───── SUPPLIED INFORMATION

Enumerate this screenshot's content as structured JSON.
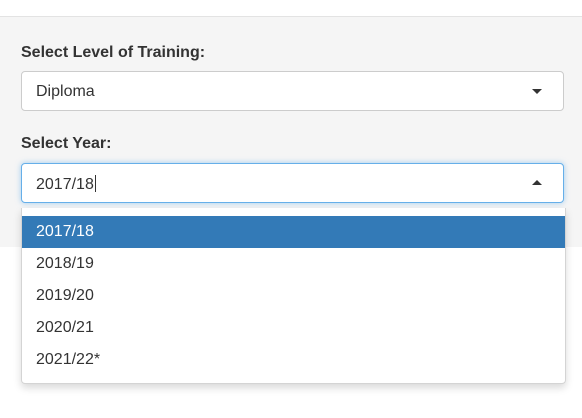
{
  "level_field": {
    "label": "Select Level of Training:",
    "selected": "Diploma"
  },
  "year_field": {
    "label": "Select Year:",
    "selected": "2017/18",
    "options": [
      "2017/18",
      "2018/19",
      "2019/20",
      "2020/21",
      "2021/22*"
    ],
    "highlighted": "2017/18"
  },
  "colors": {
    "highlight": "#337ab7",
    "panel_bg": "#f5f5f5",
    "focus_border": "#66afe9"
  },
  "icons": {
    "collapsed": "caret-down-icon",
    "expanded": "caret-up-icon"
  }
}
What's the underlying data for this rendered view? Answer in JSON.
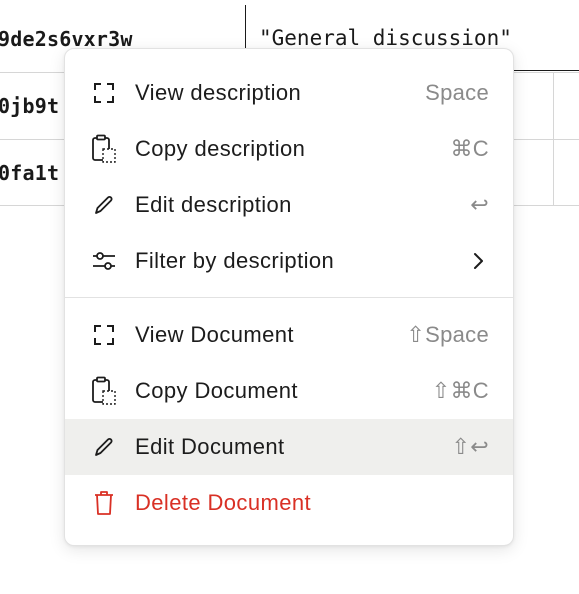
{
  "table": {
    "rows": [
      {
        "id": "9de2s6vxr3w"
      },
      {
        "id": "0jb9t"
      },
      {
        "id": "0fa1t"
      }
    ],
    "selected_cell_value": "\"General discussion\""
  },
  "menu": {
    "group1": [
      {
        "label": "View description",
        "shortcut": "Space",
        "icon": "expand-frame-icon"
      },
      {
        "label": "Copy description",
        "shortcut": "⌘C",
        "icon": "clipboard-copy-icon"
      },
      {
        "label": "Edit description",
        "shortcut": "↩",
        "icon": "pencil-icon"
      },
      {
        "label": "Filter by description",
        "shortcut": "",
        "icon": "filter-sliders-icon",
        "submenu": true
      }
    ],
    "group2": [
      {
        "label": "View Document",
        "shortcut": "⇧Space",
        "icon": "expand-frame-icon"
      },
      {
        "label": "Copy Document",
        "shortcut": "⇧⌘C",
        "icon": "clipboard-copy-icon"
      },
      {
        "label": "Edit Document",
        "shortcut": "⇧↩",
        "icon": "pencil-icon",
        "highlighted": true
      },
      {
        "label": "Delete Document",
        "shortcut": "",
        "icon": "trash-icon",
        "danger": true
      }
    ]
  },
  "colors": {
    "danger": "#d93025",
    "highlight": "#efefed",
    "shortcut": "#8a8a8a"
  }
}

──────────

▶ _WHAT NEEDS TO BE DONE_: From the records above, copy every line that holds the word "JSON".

▶ _ANSWER SECTION_:
Enumerate this screenshot's content as structured JSON.
What's the underlying data for this rendered view? Answer in JSON.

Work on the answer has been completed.